__Dataset__.

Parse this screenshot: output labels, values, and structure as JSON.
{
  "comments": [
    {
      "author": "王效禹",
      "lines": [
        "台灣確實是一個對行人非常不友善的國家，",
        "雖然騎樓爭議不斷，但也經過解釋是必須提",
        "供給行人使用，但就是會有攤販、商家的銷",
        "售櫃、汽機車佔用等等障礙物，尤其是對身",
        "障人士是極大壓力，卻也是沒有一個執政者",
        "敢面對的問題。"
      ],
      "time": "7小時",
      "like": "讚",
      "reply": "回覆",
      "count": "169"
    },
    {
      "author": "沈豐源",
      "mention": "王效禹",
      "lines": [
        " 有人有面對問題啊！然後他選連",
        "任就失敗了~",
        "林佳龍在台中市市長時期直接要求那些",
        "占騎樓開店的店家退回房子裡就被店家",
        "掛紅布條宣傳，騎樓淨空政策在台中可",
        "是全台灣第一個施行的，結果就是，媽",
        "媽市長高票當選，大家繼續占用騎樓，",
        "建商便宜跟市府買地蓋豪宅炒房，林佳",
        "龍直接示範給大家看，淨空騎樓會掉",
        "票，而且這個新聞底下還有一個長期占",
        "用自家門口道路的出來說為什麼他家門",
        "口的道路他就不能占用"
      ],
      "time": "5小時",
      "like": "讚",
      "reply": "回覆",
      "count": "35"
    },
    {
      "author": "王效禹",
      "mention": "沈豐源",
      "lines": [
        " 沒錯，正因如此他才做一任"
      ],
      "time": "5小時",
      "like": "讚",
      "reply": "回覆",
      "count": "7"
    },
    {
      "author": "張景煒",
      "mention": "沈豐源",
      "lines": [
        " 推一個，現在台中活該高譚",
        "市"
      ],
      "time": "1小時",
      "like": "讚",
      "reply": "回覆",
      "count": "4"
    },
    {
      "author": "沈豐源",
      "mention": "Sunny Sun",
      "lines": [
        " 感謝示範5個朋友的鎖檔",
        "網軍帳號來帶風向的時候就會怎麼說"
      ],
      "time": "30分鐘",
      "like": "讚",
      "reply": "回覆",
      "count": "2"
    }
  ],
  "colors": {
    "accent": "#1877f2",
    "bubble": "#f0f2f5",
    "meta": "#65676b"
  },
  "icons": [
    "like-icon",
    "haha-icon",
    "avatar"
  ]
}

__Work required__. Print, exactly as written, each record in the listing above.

__Answer to this problem__.
Parse this screenshot: output labels, values, and structure as JSON.
{
  "comments": [
    {
      "author": "王效禹",
      "lines": [
        "台灣確實是一個對行人非常不友善的國家，",
        "雖然騎樓爭議不斷，但也經過解釋是必須提",
        "供給行人使用，但就是會有攤販、商家的銷",
        "售櫃、汽機車佔用等等障礙物，尤其是對身",
        "障人士是極大壓力，卻也是沒有一個執政者",
        "敢面對的問題。"
      ],
      "time": "7小時",
      "like": "讚",
      "reply": "回覆",
      "count": "169"
    },
    {
      "author": "沈豐源",
      "mention": "王效禹",
      "lines": [
        " 有人有面對問題啊！然後他選連",
        "任就失敗了~",
        "林佳龍在台中市市長時期直接要求那些",
        "占騎樓開店的店家退回房子裡就被店家",
        "掛紅布條宣傳，騎樓淨空政策在台中可",
        "是全台灣第一個施行的，結果就是，媽",
        "媽市長高票當選，大家繼續占用騎樓，",
        "建商便宜跟市府買地蓋豪宅炒房，林佳",
        "龍直接示範給大家看，淨空騎樓會掉",
        "票，而且這個新聞底下還有一個長期占",
        "用自家門口道路的出來說為什麼他家門",
        "口的道路他就不能占用"
      ],
      "time": "5小時",
      "like": "讚",
      "reply": "回覆",
      "count": "35"
    },
    {
      "author": "王效禹",
      "mention": "沈豐源",
      "lines": [
        " 沒錯，正因如此他才做一任"
      ],
      "time": "5小時",
      "like": "讚",
      "reply": "回覆",
      "count": "7"
    },
    {
      "author": "張景煒",
      "mention": "沈豐源",
      "lines": [
        " 推一個，現在台中活該高譚",
        "市"
      ],
      "time": "1小時",
      "like": "讚",
      "reply": "回覆",
      "count": "4"
    },
    {
      "author": "沈豐源",
      "mention": "Sunny Sun",
      "lines": [
        " 感謝示範5個朋友的鎖檔",
        "網軍帳號來帶風向的時候就會怎麼說"
      ],
      "time": "30分鐘",
      "like": "讚",
      "reply": "回覆",
      "count": "2"
    }
  ],
  "colors": {
    "accent": "#1877f2",
    "bubble": "#f0f2f5",
    "meta": "#65676b"
  },
  "icons": [
    "like-icon",
    "haha-icon",
    "avatar"
  ]
}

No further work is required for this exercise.